- _WHAT YOU SHOULD DO_:
Could each entry be returned exactly as it appears?

- _RECORDS FOR THIS TASK_:
☆ ☆ ☆ ☆

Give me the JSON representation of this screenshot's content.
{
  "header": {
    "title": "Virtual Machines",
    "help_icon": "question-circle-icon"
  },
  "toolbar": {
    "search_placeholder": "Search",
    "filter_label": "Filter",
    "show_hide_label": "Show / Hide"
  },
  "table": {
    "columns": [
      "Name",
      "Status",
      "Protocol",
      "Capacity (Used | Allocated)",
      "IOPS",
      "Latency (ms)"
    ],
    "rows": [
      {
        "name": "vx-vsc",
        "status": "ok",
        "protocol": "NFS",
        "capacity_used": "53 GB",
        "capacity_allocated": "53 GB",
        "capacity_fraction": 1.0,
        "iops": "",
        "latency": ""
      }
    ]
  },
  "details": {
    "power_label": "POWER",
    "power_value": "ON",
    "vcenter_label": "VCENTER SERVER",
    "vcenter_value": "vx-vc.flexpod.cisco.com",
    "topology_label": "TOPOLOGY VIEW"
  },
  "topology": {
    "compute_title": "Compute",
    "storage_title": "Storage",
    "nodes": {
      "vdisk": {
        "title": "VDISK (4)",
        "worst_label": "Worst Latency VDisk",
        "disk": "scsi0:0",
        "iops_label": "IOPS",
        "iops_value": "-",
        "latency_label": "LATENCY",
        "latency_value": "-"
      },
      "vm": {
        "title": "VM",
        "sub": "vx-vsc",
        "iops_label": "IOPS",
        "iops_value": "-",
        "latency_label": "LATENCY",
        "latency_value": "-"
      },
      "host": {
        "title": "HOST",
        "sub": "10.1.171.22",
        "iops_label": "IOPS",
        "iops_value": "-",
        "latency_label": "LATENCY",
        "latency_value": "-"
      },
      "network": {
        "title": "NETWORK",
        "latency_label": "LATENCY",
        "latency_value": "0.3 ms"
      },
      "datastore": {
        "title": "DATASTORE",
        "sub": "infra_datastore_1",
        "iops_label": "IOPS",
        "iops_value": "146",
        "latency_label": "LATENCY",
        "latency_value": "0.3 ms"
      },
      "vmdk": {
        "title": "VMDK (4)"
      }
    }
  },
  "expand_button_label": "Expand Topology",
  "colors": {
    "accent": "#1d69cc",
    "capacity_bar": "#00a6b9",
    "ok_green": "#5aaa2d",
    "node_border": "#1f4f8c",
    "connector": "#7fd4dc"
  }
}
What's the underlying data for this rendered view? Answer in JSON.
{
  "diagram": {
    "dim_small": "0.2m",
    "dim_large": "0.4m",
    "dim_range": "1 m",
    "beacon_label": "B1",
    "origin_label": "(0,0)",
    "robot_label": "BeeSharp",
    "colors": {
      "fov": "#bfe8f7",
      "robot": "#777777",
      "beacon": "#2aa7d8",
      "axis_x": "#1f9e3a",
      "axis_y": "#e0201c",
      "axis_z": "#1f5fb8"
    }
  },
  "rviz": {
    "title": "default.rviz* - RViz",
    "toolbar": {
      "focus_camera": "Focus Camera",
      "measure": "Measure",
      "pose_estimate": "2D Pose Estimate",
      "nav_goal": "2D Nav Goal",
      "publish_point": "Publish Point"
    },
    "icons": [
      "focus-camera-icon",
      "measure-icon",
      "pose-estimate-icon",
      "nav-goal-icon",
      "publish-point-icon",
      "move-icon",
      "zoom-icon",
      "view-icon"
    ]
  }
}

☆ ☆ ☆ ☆

- _EXERCISE RESPONSE_:
Give me the JSON representation of this screenshot's content.
{
  "header": {
    "title": "Virtual Machines",
    "help_icon": "question-circle-icon"
  },
  "toolbar": {
    "search_placeholder": "Search",
    "filter_label": "Filter",
    "show_hide_label": "Show / Hide"
  },
  "table": {
    "columns": [
      "Name",
      "Status",
      "Protocol",
      "Capacity (Used | Allocated)",
      "IOPS",
      "Latency (ms)"
    ],
    "rows": [
      {
        "name": "vx-vsc",
        "status": "ok",
        "protocol": "NFS",
        "capacity_used": "53 GB",
        "capacity_allocated": "53 GB",
        "capacity_fraction": 1.0,
        "iops": "",
        "latency": ""
      }
    ]
  },
  "details": {
    "power_label": "POWER",
    "power_value": "ON",
    "vcenter_label": "VCENTER SERVER",
    "vcenter_value": "vx-vc.flexpod.cisco.com",
    "topology_label": "TOPOLOGY VIEW"
  },
  "topology": {
    "compute_title": "Compute",
    "storage_title": "Storage",
    "nodes": {
      "vdisk": {
        "title": "VDISK (4)",
        "worst_label": "Worst Latency VDisk",
        "disk": "scsi0:0",
        "iops_label": "IOPS",
        "iops_value": "-",
        "latency_label": "LATENCY",
        "latency_value": "-"
      },
      "vm": {
        "title": "VM",
        "sub": "vx-vsc",
        "iops_label": "IOPS",
        "iops_value": "-",
        "latency_label": "LATENCY",
        "latency_value": "-"
      },
      "host": {
        "title": "HOST",
        "sub": "10.1.171.22",
        "iops_label": "IOPS",
        "iops_value": "-",
        "latency_label": "LATENCY",
        "latency_value": "-"
      },
      "network": {
        "title": "NETWORK",
        "latency_label": "LATENCY",
        "latency_value": "0.3 ms"
      },
      "datastore": {
        "title": "DATASTORE",
        "sub": "infra_datastore_1",
        "iops_label": "IOPS",
        "iops_value": "146",
        "latency_label": "LATENCY",
        "latency_value": "0.3 ms"
      },
      "vmdk": {
        "title": "VMDK (4)"
      }
    }
  },
  "expand_button_label": "Expand Topology",
  "colors": {
    "accent": "#1d69cc",
    "capacity_bar": "#00a6b9",
    "ok_green": "#5aaa2d",
    "node_border": "#1f4f8c",
    "connector": "#7fd4dc"
  }
}
What's the underlying data for this rendered view? Answer in JSON.
{
  "diagram": {
    "dim_small": "0.2m",
    "dim_large": "0.4m",
    "dim_range": "1 m",
    "beacon_label": "B1",
    "origin_label": "(0,0)",
    "robot_label": "BeeSharp",
    "colors": {
      "fov": "#bfe8f7",
      "robot": "#777777",
      "beacon": "#2aa7d8",
      "axis_x": "#1f9e3a",
      "axis_y": "#e0201c",
      "axis_z": "#1f5fb8"
    }
  },
  "rviz": {
    "title": "default.rviz* - RViz",
    "toolbar": {
      "focus_camera": "Focus Camera",
      "measure": "Measure",
      "pose_estimate": "2D Pose Estimate",
      "nav_goal": "2D Nav Goal",
      "publish_point": "Publish Point"
    },
    "icons": [
      "focus-camera-icon",
      "measure-icon",
      "pose-estimate-icon",
      "nav-goal-icon",
      "publish-point-icon",
      "move-icon",
      "zoom-icon",
      "view-icon"
    ]
  }
}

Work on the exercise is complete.